- To ridicule, or even make ludicrous by grotesqueu000du000a representation for action or in language.
- To employ burlesque.
1660s, "derisive replica, grotesque parody," from French burlesque (16c.), from Italian burlesco, from burla "joke, fun, mockery," perhaps finally from later Latin burra "trifle, nonsense," literally "flock of wool." Contemporary feeling of "variety program featuring striptease" is US English, 1870. Originally (1857) "the sketches at the end of minstrel shows." As a verb, from 1670s.
(a.) looking after excite laughter or contempt by extravagant pictures, or by a contrast amongst the subject additionally the types of dealing with it, as when a trifling subject is addressed with mock gravity; jocular; ironical.
- (n.) Ludicrous representation; exaggerated parody; grotesque satire.
- (n.) An ironical or satirical structure intended to excite laughter, or even to ridicule something.
- (letter.) A ludicrous imitation; a caricature; a travesty; a gross perversion.
- (v. t.) To ridicule, or even make ludicrous by grotesque representation for action or perhaps in language.
- (v. i.) To employ burlesque.

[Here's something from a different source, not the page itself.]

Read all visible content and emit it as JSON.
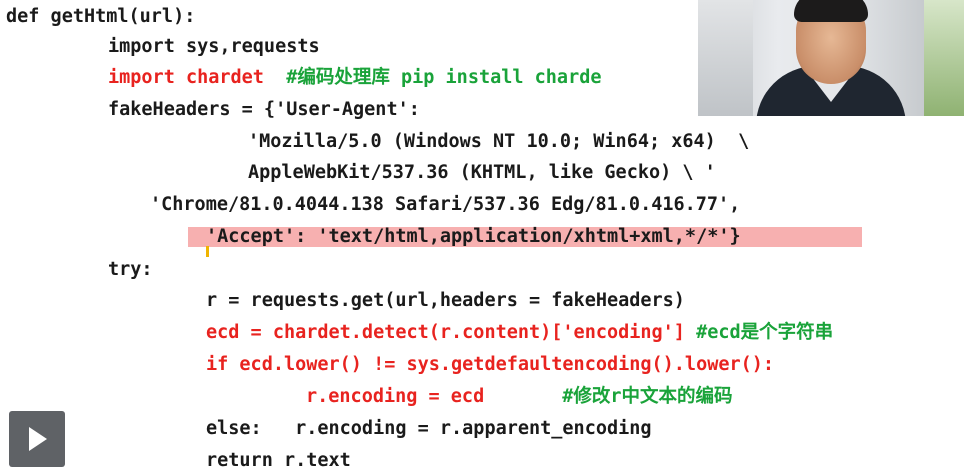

It is desultory to a degree; it is a base libel on religion and history; it differs from its model Ariosto in being, not, as Ariosto is, a mixture of romance and burlesque, but a sometimes tedious tissue of burlesque pure and simple; and it is exposed to the objection - often and justly urged - that much of its fun depends simply on the fact that there were and are many people who believe enough in Christianity to make its jokes give pain to them and to make their disgust at such jokes piquant to others.